Exercise description —
The records that follow must all be duplicated exactly.

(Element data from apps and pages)
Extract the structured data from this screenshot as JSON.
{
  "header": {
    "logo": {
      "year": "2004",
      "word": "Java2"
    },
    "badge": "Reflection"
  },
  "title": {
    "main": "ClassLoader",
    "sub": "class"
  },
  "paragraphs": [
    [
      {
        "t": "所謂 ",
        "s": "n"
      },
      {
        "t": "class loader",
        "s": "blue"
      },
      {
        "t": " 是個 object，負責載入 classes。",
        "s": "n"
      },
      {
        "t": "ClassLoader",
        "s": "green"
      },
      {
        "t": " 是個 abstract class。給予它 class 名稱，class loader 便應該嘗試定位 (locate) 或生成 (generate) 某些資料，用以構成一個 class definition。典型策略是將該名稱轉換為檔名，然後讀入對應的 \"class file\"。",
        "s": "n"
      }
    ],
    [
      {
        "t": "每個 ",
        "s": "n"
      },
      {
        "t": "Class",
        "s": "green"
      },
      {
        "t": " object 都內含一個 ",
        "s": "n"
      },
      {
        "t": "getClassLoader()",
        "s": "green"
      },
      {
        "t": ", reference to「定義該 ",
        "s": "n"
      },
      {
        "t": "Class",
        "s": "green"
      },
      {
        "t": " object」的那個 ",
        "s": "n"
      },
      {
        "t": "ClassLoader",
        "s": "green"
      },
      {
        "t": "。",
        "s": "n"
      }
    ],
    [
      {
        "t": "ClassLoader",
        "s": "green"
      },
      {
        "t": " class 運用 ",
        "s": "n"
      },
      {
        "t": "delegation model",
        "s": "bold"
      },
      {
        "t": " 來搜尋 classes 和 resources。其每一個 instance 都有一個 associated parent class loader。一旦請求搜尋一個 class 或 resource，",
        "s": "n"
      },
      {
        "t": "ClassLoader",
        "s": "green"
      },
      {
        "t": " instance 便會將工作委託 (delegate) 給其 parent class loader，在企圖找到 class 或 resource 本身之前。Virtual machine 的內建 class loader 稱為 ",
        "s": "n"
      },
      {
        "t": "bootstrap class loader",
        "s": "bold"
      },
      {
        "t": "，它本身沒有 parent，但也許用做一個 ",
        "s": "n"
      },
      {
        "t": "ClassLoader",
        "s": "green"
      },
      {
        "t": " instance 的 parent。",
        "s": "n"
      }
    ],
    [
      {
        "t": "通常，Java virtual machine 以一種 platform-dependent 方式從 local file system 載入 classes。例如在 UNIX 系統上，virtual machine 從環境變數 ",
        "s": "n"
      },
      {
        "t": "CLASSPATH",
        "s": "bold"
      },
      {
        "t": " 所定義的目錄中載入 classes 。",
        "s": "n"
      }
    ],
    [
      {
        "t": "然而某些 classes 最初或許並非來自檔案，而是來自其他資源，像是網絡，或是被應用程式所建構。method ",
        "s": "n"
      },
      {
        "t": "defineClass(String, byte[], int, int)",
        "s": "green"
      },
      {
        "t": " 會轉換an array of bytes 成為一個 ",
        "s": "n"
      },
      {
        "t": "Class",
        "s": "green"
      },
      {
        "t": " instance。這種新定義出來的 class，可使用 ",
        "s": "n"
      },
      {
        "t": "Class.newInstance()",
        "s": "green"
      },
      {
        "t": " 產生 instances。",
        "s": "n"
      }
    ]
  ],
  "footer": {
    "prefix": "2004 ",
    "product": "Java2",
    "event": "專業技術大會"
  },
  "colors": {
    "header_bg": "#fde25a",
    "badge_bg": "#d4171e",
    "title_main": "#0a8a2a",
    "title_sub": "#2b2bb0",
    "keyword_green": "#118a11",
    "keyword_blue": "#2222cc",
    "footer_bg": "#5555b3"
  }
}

Answer space —
Extract the structured data from this screenshot as JSON.
{
  "header": {
    "logo": {
      "year": "2004",
      "word": "Java2"
    },
    "badge": "Reflection"
  },
  "title": {
    "main": "ClassLoader",
    "sub": "class"
  },
  "paragraphs": [
    [
      {
        "t": "所謂 ",
        "s": "n"
      },
      {
        "t": "class loader",
        "s": "blue"
      },
      {
        "t": " 是個 object，負責載入 classes。",
        "s": "n"
      },
      {
        "t": "ClassLoader",
        "s": "green"
      },
      {
        "t": " 是個 abstract class。給予它 class 名稱，class loader 便應該嘗試定位 (locate) 或生成 (generate) 某些資料，用以構成一個 class definition。典型策略是將該名稱轉換為檔名，然後讀入對應的 \"class file\"。",
        "s": "n"
      }
    ],
    [
      {
        "t": "每個 ",
        "s": "n"
      },
      {
        "t": "Class",
        "s": "green"
      },
      {
        "t": " object 都內含一個 ",
        "s": "n"
      },
      {
        "t": "getClassLoader()",
        "s": "green"
      },
      {
        "t": ", reference to「定義該 ",
        "s": "n"
      },
      {
        "t": "Class",
        "s": "green"
      },
      {
        "t": " object」的那個 ",
        "s": "n"
      },
      {
        "t": "ClassLoader",
        "s": "green"
      },
      {
        "t": "。",
        "s": "n"
      }
    ],
    [
      {
        "t": "ClassLoader",
        "s": "green"
      },
      {
        "t": " class 運用 ",
        "s": "n"
      },
      {
        "t": "delegation model",
        "s": "bold"
      },
      {
        "t": " 來搜尋 classes 和 resources。其每一個 instance 都有一個 associated parent class loader。一旦請求搜尋一個 class 或 resource，",
        "s": "n"
      },
      {
        "t": "ClassLoader",
        "s": "green"
      },
      {
        "t": " instance 便會將工作委託 (delegate) 給其 parent class loader，在企圖找到 class 或 resource 本身之前。Virtual machine 的內建 class loader 稱為 ",
        "s": "n"
      },
      {
        "t": "bootstrap class loader",
        "s": "bold"
      },
      {
        "t": "，它本身沒有 parent，但也許用做一個 ",
        "s": "n"
      },
      {
        "t": "ClassLoader",
        "s": "green"
      },
      {
        "t": " instance 的 parent。",
        "s": "n"
      }
    ],
    [
      {
        "t": "通常，Java virtual machine 以一種 platform-dependent 方式從 local file system 載入 classes。例如在 UNIX 系統上，virtual machine 從環境變數 ",
        "s": "n"
      },
      {
        "t": "CLASSPATH",
        "s": "bold"
      },
      {
        "t": " 所定義的目錄中載入 classes 。",
        "s": "n"
      }
    ],
    [
      {
        "t": "然而某些 classes 最初或許並非來自檔案，而是來自其他資源，像是網絡，或是被應用程式所建構。method ",
        "s": "n"
      },
      {
        "t": "defineClass(String, byte[], int, int)",
        "s": "green"
      },
      {
        "t": " 會轉換an array of bytes 成為一個 ",
        "s": "n"
      },
      {
        "t": "Class",
        "s": "green"
      },
      {
        "t": " instance。這種新定義出來的 class，可使用 ",
        "s": "n"
      },
      {
        "t": "Class.newInstance()",
        "s": "green"
      },
      {
        "t": " 產生 instances。",
        "s": "n"
      }
    ]
  ],
  "footer": {
    "prefix": "2004 ",
    "product": "Java2",
    "event": "專業技術大會"
  },
  "colors": {
    "header_bg": "#fde25a",
    "badge_bg": "#d4171e",
    "title_main": "#0a8a2a",
    "title_sub": "#2b2bb0",
    "keyword_green": "#118a11",
    "keyword_blue": "#2222cc",
    "footer_bg": "#5555b3"
  }
}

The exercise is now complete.